[Opening ENTRIES SHOWN section]
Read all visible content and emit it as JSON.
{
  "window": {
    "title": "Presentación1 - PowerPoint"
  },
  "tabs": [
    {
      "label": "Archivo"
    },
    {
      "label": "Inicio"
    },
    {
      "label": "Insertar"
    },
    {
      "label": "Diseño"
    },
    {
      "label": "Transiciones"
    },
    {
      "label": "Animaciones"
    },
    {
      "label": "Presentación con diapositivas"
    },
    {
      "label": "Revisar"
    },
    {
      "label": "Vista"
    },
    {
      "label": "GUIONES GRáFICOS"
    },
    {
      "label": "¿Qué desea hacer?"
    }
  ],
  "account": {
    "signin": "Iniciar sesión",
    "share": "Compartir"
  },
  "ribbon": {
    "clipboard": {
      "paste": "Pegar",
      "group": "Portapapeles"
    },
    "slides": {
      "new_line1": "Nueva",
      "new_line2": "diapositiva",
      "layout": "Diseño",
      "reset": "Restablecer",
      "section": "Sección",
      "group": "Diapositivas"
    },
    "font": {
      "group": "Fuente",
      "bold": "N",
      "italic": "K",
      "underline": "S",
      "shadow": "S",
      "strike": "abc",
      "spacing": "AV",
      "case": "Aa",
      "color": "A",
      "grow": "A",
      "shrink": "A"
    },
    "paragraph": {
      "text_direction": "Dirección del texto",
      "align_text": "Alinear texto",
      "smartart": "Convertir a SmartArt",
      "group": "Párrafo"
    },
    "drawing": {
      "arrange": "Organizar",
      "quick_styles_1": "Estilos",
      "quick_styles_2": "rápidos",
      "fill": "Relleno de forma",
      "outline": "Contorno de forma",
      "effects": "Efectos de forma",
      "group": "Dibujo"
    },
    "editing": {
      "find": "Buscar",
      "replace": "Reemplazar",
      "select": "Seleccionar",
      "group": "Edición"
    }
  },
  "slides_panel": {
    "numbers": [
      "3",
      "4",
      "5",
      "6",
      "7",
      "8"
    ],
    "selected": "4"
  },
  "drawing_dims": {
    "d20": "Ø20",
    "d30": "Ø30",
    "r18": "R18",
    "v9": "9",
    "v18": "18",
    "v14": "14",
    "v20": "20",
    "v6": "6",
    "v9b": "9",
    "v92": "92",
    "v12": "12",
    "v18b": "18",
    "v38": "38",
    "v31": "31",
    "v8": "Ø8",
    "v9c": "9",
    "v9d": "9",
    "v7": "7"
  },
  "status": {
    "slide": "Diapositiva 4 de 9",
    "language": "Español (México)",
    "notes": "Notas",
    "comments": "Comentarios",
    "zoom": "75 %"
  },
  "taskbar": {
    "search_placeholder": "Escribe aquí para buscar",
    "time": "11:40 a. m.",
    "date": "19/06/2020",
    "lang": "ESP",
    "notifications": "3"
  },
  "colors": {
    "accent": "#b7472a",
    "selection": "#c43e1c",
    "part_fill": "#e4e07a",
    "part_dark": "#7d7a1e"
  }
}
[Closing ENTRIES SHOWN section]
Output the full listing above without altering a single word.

### OUTPUT OF THE TASK
Read all visible content and emit it as JSON.
{
  "window": {
    "title": "Presentación1 - PowerPoint"
  },
  "tabs": [
    {
      "label": "Archivo"
    },
    {
      "label": "Inicio"
    },
    {
      "label": "Insertar"
    },
    {
      "label": "Diseño"
    },
    {
      "label": "Transiciones"
    },
    {
      "label": "Animaciones"
    },
    {
      "label": "Presentación con diapositivas"
    },
    {
      "label": "Revisar"
    },
    {
      "label": "Vista"
    },
    {
      "label": "GUIONES GRáFICOS"
    },
    {
      "label": "¿Qué desea hacer?"
    }
  ],
  "account": {
    "signin": "Iniciar sesión",
    "share": "Compartir"
  },
  "ribbon": {
    "clipboard": {
      "paste": "Pegar",
      "group": "Portapapeles"
    },
    "slides": {
      "new_line1": "Nueva",
      "new_line2": "diapositiva",
      "layout": "Diseño",
      "reset": "Restablecer",
      "section": "Sección",
      "group": "Diapositivas"
    },
    "font": {
      "group": "Fuente",
      "bold": "N",
      "italic": "K",
      "underline": "S",
      "shadow": "S",
      "strike": "abc",
      "spacing": "AV",
      "case": "Aa",
      "color": "A",
      "grow": "A",
      "shrink": "A"
    },
    "paragraph": {
      "text_direction": "Dirección del texto",
      "align_text": "Alinear texto",
      "smartart": "Convertir a SmartArt",
      "group": "Párrafo"
    },
    "drawing": {
      "arrange": "Organizar",
      "quick_styles_1": "Estilos",
      "quick_styles_2": "rápidos",
      "fill": "Relleno de forma",
      "outline": "Contorno de forma",
      "effects": "Efectos de forma",
      "group": "Dibujo"
    },
    "editing": {
      "find": "Buscar",
      "replace": "Reemplazar",
      "select": "Seleccionar",
      "group": "Edición"
    }
  },
  "slides_panel": {
    "numbers": [
      "3",
      "4",
      "5",
      "6",
      "7",
      "8"
    ],
    "selected": "4"
  },
  "drawing_dims": {
    "d20": "Ø20",
    "d30": "Ø30",
    "r18": "R18",
    "v9": "9",
    "v18": "18",
    "v14": "14",
    "v20": "20",
    "v6": "6",
    "v9b": "9",
    "v92": "92",
    "v12": "12",
    "v18b": "18",
    "v38": "38",
    "v31": "31",
    "v8": "Ø8",
    "v9c": "9",
    "v9d": "9",
    "v7": "7"
  },
  "status": {
    "slide": "Diapositiva 4 de 9",
    "language": "Español (México)",
    "notes": "Notas",
    "comments": "Comentarios",
    "zoom": "75 %"
  },
  "taskbar": {
    "search_placeholder": "Escribe aquí para buscar",
    "time": "11:40 a. m.",
    "date": "19/06/2020",
    "lang": "ESP",
    "notifications": "3"
  },
  "colors": {
    "accent": "#b7472a",
    "selection": "#c43e1c",
    "part_fill": "#e4e07a",
    "part_dark": "#7d7a1e"
  }
}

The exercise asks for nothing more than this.